In the decades since, most defenders of the estate tax have followed suit. When, that is, they bothered to defend the estate tax at all. For many, many years, it was one of the least controversial elements of the tax system.

But supporters also failed to raise exemption levels in step with inflation. As a result, the tax moved gradually down the economic ladder, ensnaring not just plutocrats but professionals too (at least the highly compensated ones). That failure to modernize the tax gave Republicans their opening, lending plausibility to claims that it burdened small businesses and family farms.

The Kyl-Obama Plan

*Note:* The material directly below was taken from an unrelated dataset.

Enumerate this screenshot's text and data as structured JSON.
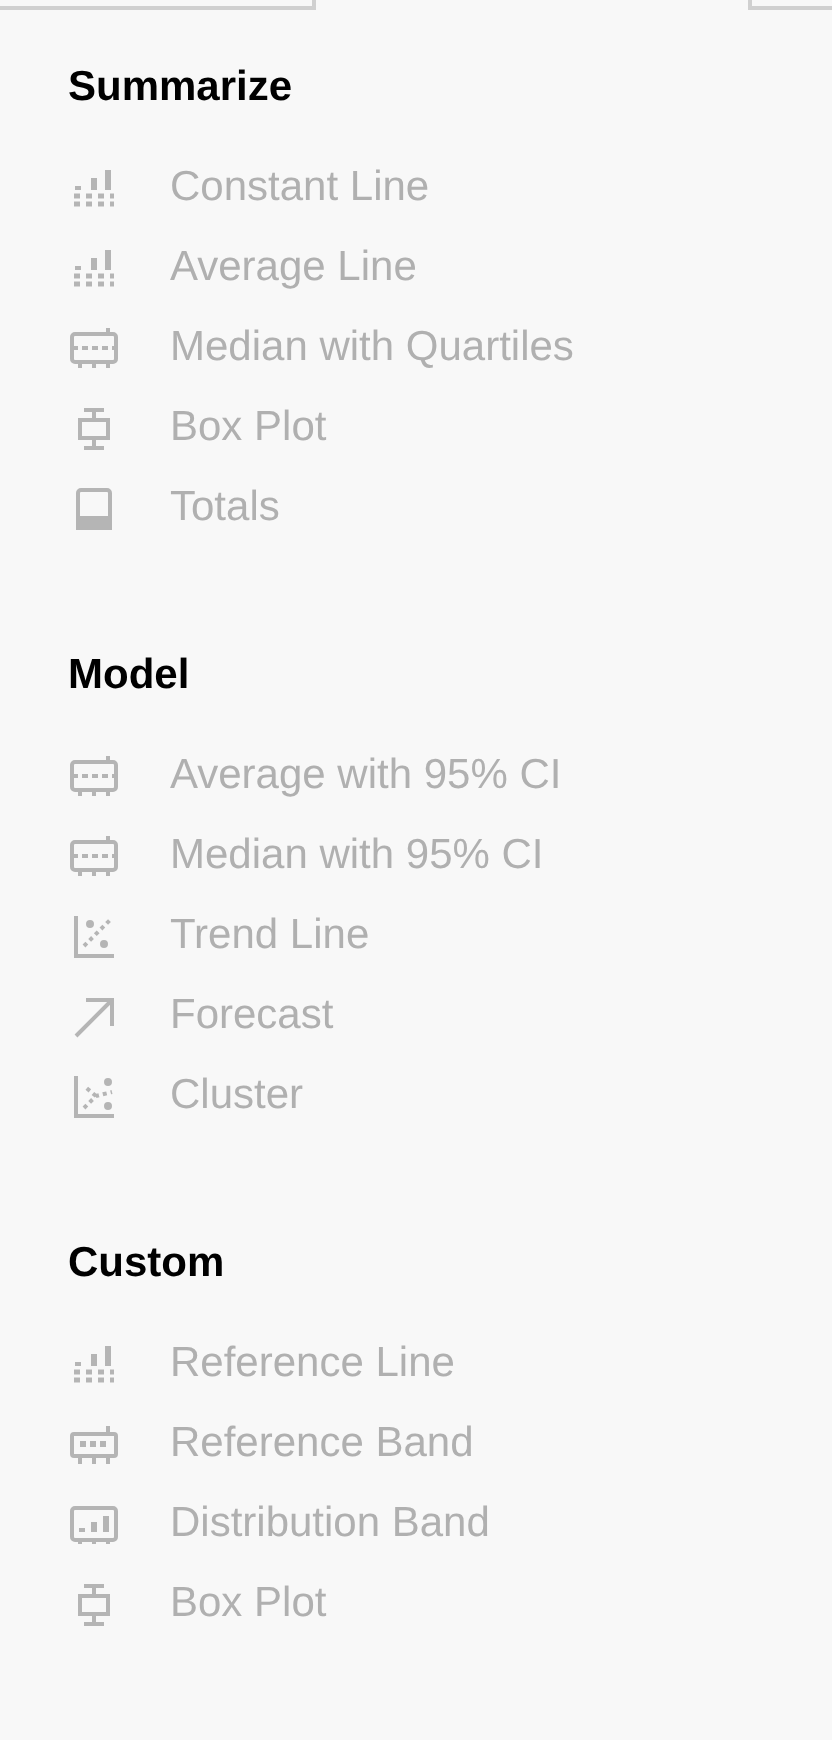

Which brings us to this week's tragedy, when Democrats seem poised to truly gut the estate levy at the behest of President Obama. The tax package pending in the House of Representatives would raise the estate tax exemption from the $1 million currently on the books for 2011 to fully $5 million. At the same time, it would cut the rate from 55 percent to just 35 percent.

Compared to current law, the proposed changes would lose $68 billion over ten years. In Washington terms, that's not chump change, but it's not big money either. And compared to the plan supported by most Democrats, it's only a little more irresponsible: the Democratic alternative would still lose $33 billion.

Still, some reform is necessary and certainly expedient. Inattention, after all, is what made the estate tax vulnerable in the first place. But the current "compromise" would leave the estate tax a shell. Left untouched, the tax would only burden 2 percent of estates. Under the pending plan, it would reach just 0.2 percent of estates., according to the Tax Policy Center.

Nonetheless, the end game seems clear. After a lot of huffing and puffing, Democrats will give Obama what he needs. Republicans, meanwhile, will clap themselves on the back, thinking they've dodged a bullet.

Snatching Victory

But progressives should not lose heart. There's a modicum of good news in this deal. By preserving the outline of a genuine estate tax, the Obama compromise leaves the door open to second thoughts. It's much easier to raise a tax than create one. When revenue needs make tax hikes unavoidable, the estate tax will still be on the books, blessed with a remarkably low rate just begging to be raised.

And when that time comes -- and it surely will, given the nation's long-term fiscal outlook - progressives should take their cue from Cordell Hull and focus their arguments on burden sharing rather than social reform.

Joseph J. Thorndike is director of the Tax History Project at Tax Analysts and a Visiting Scholar in History at the University of Virginia.